WORK ORDER
Scan the records for "true" and copy each line that contains it.

MATERIAL SHOWN
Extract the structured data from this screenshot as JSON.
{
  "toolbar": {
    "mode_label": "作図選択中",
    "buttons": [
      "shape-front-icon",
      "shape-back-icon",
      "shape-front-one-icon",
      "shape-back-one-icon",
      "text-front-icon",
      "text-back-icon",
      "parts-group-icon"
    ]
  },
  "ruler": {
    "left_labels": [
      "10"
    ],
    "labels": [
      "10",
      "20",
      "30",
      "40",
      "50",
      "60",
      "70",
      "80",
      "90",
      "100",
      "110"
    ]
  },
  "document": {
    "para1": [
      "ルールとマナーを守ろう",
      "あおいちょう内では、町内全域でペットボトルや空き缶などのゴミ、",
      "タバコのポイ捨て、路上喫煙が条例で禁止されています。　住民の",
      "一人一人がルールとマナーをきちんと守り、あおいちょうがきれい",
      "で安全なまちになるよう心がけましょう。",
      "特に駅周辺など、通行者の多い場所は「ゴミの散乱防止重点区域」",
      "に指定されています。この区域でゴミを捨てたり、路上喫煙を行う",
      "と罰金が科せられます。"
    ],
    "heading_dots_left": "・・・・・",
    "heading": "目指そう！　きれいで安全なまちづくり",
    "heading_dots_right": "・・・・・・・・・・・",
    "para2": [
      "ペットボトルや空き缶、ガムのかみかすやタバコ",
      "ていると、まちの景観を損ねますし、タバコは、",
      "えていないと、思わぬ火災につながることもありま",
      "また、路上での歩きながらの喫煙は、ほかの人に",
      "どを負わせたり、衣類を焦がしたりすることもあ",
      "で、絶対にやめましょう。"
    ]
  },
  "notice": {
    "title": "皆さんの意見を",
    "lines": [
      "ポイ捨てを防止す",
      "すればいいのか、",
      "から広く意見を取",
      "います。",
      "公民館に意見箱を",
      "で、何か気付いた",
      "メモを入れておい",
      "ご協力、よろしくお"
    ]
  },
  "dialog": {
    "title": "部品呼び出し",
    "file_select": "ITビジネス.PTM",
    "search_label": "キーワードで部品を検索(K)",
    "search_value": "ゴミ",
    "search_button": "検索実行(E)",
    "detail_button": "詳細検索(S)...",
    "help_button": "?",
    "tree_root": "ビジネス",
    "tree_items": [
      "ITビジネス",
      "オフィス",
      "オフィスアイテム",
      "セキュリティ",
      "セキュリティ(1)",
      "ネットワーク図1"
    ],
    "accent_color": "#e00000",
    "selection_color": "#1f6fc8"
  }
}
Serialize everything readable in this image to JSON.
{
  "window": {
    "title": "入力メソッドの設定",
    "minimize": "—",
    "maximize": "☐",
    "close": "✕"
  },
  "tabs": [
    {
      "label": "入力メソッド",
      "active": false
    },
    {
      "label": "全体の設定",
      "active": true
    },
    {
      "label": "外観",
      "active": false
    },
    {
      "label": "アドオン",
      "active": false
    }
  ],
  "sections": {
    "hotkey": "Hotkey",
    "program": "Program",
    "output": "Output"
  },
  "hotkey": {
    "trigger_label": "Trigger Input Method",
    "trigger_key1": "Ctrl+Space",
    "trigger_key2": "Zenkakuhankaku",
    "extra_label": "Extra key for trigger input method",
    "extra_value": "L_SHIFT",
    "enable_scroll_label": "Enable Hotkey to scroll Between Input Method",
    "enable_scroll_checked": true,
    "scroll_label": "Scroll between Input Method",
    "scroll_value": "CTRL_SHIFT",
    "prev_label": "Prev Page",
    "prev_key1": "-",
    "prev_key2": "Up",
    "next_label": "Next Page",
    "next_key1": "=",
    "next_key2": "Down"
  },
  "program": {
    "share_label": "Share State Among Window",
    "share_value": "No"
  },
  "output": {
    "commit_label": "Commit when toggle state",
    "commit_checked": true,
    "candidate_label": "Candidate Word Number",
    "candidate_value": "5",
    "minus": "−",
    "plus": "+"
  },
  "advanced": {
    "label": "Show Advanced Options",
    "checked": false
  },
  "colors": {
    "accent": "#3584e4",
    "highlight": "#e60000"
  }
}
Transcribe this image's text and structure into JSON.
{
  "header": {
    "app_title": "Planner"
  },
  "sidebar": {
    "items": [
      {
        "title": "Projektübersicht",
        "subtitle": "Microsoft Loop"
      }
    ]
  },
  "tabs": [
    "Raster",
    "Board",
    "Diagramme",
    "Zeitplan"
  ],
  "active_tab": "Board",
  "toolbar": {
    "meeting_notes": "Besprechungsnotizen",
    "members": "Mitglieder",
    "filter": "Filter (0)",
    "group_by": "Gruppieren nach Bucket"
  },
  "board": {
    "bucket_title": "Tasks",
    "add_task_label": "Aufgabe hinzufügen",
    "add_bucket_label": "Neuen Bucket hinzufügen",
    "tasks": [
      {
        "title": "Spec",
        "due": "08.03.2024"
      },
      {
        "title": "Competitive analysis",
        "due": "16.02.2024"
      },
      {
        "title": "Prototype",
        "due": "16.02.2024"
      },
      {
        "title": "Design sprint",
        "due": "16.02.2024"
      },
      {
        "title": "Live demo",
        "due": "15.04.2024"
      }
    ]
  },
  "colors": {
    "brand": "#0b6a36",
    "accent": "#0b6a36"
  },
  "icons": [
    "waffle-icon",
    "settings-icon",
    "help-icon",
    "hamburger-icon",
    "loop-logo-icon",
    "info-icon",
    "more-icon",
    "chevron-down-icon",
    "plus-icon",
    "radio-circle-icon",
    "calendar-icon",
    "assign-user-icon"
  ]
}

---

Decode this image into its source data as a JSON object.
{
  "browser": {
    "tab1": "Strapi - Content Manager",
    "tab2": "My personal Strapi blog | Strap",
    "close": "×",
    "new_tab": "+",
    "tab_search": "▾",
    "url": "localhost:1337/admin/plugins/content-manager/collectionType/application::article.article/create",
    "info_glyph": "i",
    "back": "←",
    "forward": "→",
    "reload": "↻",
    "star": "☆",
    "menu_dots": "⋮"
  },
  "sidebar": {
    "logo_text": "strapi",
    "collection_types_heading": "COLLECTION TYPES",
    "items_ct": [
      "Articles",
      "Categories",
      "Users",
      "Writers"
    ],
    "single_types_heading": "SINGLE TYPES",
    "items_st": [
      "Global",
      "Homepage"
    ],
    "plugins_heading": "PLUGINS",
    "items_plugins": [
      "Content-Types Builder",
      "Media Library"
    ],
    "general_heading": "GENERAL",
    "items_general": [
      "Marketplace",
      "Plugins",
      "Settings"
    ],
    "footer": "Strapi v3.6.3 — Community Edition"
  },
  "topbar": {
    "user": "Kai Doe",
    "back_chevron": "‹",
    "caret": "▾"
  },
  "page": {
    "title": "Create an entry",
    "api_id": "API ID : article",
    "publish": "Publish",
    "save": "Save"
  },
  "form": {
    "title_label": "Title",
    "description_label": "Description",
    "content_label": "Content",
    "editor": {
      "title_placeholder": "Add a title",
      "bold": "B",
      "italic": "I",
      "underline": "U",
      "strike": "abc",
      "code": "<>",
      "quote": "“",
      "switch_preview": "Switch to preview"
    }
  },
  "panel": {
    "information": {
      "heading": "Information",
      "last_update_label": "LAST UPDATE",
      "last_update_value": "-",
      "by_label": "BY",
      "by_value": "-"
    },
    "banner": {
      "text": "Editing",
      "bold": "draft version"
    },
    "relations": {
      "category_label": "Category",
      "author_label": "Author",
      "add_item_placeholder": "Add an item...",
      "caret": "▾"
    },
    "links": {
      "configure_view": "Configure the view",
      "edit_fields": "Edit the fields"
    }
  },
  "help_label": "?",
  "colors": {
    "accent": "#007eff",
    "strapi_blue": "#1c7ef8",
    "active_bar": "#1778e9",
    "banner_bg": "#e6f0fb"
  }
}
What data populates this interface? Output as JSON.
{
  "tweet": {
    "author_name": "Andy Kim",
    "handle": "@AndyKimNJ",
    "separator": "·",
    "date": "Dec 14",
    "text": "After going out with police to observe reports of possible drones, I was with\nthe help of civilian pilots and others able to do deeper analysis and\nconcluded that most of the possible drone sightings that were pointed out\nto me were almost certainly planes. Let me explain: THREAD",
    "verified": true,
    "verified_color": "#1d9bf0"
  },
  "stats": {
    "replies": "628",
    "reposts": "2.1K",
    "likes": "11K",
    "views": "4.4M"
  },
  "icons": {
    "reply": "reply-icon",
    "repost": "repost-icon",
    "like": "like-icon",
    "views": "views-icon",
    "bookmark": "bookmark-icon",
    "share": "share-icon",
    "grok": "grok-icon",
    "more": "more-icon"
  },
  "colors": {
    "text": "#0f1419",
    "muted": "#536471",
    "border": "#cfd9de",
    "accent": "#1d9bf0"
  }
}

RESPONSE
      "active": true
    "enable_scroll_checked": true,
    "commit_checked": true,
    "verified": true,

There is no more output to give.